■ **DATA RECORDS**
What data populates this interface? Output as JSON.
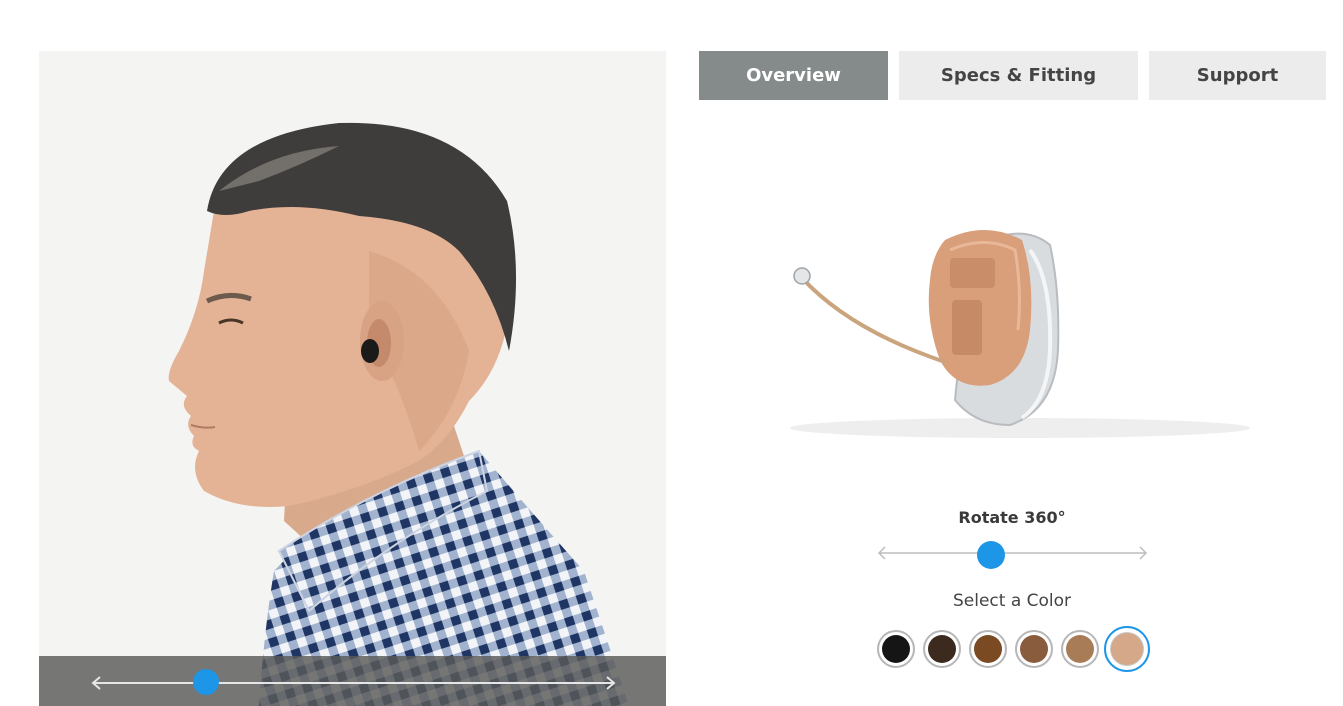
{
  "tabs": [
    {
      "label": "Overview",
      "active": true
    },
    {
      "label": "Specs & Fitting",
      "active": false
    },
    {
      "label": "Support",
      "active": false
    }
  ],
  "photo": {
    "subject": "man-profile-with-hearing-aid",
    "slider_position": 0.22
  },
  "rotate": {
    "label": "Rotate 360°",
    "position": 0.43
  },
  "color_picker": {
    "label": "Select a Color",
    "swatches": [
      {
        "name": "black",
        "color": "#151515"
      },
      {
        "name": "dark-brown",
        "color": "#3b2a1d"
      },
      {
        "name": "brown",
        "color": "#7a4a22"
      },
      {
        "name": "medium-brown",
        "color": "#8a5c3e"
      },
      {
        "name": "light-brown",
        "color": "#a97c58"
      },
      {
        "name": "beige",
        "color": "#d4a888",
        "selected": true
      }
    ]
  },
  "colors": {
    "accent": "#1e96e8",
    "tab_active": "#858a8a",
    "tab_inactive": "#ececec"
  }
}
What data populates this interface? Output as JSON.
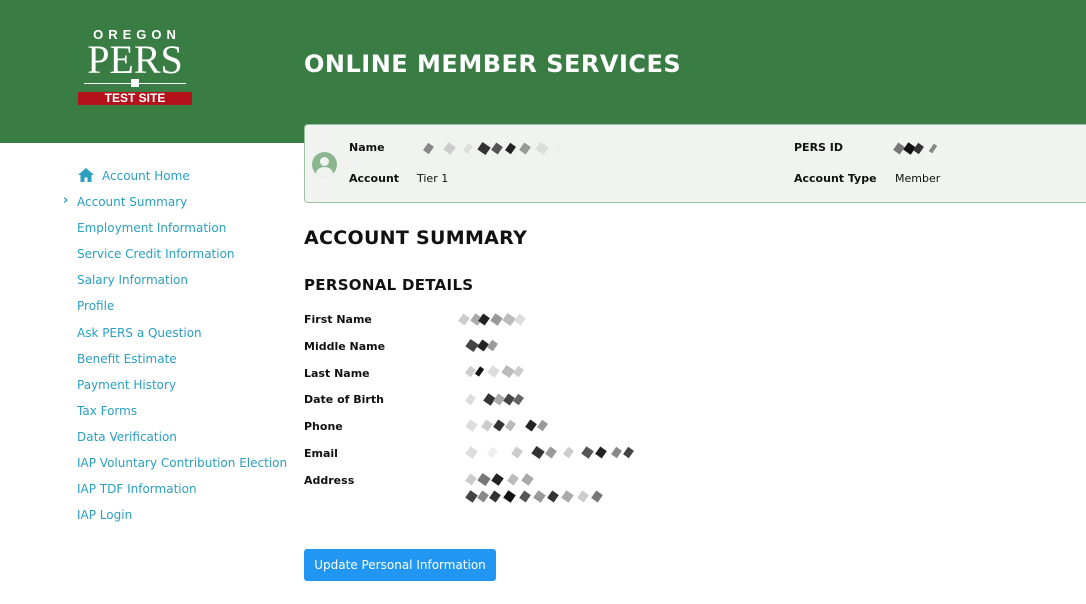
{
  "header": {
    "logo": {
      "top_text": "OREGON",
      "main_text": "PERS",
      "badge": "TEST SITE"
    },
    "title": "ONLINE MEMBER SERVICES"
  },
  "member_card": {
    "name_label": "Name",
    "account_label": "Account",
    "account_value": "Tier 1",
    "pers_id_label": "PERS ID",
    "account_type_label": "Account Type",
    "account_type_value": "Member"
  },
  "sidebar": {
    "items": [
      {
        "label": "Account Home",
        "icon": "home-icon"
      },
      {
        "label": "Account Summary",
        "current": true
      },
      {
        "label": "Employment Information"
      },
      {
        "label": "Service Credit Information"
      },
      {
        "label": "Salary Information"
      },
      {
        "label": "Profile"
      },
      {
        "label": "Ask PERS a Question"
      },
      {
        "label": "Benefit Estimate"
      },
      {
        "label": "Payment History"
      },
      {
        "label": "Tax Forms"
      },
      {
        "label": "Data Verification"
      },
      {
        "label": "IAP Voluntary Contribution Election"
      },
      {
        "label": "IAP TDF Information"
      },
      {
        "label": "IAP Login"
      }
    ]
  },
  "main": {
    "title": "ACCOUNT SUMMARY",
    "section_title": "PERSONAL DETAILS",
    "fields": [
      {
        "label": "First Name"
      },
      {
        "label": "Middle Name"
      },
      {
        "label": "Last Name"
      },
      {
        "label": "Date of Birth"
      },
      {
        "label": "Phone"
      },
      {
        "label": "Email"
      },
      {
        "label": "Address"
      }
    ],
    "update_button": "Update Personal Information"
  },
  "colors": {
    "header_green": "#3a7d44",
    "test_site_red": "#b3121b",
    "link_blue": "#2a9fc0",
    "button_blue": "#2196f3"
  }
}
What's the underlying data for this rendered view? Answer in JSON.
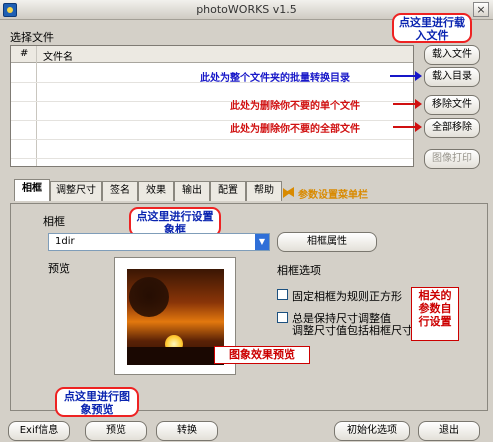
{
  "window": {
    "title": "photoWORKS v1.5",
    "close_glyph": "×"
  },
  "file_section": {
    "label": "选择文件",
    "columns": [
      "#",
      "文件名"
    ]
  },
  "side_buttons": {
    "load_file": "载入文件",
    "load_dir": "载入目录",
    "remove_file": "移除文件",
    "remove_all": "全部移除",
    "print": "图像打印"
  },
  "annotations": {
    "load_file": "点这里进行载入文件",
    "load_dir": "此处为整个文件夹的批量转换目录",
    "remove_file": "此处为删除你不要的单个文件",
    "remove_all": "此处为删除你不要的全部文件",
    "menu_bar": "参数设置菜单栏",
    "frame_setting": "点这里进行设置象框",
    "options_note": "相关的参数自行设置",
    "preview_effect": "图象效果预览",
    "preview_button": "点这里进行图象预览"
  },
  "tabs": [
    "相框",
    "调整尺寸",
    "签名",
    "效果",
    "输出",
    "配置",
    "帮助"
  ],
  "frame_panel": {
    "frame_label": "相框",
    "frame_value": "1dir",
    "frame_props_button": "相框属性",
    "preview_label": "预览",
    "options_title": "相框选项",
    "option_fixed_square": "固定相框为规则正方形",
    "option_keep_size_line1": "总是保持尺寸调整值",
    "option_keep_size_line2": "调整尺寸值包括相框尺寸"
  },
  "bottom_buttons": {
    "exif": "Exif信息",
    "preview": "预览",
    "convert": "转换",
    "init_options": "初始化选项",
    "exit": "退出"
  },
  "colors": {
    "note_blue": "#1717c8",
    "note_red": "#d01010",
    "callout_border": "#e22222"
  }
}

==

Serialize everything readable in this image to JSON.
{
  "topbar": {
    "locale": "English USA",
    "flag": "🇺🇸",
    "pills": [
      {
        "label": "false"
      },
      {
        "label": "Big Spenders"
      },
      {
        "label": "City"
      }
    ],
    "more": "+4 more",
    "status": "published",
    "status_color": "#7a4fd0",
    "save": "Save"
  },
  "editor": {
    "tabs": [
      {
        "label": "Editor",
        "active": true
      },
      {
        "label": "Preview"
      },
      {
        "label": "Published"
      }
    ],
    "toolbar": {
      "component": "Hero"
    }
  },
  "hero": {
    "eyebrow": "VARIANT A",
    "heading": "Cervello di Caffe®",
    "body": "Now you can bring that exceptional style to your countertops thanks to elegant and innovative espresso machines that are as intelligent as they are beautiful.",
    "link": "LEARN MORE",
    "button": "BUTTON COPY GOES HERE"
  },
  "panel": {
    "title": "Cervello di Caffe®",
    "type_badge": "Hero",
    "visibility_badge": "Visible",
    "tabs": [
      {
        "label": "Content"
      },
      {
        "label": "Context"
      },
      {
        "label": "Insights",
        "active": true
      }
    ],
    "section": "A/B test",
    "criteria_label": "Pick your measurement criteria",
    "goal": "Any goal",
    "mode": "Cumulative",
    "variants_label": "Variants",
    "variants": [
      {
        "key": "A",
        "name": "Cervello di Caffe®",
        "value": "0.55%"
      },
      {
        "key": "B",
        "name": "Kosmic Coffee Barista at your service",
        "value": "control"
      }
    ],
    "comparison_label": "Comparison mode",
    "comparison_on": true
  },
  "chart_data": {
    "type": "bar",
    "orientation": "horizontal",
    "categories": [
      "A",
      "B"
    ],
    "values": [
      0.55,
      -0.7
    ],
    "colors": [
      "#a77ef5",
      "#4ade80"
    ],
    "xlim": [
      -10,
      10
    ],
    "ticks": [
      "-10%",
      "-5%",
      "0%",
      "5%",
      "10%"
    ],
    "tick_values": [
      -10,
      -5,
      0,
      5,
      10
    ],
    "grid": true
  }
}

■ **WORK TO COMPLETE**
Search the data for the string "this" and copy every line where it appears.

■ **OUTPUT BELOW**
What data populates this interface? Output as JSON.
What data populates this interface? Output as JSON.
What's the underlying data for this rendered view? Answer in JSON.
Serialize everything readable in this image to JSON.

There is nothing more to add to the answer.